Kwalhioqua-Clatskanie was an Athabascan language once spoken by
the Willapa, Suwal, and Clatskanie tribes of Oregon and Washington state. These tribes were decimated by smallpox in the early 1800's,
and the survivors merged into neighboring tribes. Though there are still Clatskanie and Kwahlioqua descendents among other Indian tribes
of northwest Oregon, they have not survived as distinct nations, and the language has not been spoken since the 1930's.
Only a few remnants of it remain, and they can be hard to find. If you're looking for information on Kwalhioqua-Clatskanie,
your only reliable source is likely to be Alexander Anderson's vocabularies from the 1850's, usually filed under "Klatskanai" or "Tah-cully."
Try a university library.
West Coast Athabaskans:
Brief history of the Kwalhioqua, Clatskanie, and other Oregon Athabascan tribes from the University of Oregon.
Profile of the tribe with a map and language chart.
Oregon Indian Tribes:
Fact sheet about the Clatskanies and other Oregon Indian tribes.
Early colonial history of the Oregon town, including the first encounters with Chief Chewan and the Tlatskanai.
Curtis' early 20th-century ethnography of the Willapa Clatskanie Indians.
Brief article on Clatskanie interactions with the Lewis and Clark expedition.

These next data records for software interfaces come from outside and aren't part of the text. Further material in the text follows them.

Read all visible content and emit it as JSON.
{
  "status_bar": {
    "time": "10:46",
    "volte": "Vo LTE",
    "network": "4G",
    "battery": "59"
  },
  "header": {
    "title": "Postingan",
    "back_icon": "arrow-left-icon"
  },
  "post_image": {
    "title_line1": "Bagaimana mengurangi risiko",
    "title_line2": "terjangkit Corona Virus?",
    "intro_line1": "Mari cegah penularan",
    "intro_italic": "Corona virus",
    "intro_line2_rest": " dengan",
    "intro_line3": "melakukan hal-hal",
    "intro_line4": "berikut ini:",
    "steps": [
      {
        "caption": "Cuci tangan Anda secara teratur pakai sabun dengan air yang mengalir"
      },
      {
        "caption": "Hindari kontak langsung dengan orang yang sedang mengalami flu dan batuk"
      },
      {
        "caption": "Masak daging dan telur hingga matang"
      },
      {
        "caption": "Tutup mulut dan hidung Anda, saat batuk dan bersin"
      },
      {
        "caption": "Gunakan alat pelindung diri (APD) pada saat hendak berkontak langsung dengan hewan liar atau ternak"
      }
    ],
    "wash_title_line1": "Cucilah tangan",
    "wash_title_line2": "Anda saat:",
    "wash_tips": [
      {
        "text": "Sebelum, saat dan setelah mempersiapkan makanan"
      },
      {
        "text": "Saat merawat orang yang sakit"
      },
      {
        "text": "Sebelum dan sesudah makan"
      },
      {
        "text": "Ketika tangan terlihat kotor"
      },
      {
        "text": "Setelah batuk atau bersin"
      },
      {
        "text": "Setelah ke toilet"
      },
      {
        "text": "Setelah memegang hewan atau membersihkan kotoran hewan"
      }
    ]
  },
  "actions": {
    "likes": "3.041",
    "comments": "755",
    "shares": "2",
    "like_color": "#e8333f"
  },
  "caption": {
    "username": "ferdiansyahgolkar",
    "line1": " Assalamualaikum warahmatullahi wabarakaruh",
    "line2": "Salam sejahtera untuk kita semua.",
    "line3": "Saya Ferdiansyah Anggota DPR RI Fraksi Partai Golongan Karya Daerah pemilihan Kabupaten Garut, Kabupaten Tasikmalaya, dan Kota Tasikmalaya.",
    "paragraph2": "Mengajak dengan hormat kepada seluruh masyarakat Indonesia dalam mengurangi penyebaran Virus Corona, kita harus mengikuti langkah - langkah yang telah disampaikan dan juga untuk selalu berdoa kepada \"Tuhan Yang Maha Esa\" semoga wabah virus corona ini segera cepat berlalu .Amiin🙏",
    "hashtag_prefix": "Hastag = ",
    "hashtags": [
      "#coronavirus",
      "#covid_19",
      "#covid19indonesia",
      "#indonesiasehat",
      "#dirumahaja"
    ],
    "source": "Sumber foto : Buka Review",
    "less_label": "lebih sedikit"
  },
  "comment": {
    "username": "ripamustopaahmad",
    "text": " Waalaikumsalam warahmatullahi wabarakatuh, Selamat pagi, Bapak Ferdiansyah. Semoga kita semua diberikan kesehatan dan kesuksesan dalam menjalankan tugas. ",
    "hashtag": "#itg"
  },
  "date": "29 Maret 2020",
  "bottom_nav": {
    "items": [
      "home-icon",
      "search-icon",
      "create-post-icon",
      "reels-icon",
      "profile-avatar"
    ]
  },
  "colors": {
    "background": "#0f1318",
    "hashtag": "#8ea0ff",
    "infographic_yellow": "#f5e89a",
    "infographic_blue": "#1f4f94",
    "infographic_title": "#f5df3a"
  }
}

Links, References, and Additional Information
Encyclopedia articles on the Athabaskan languages, including Tlatskanai-Kwalhioqua.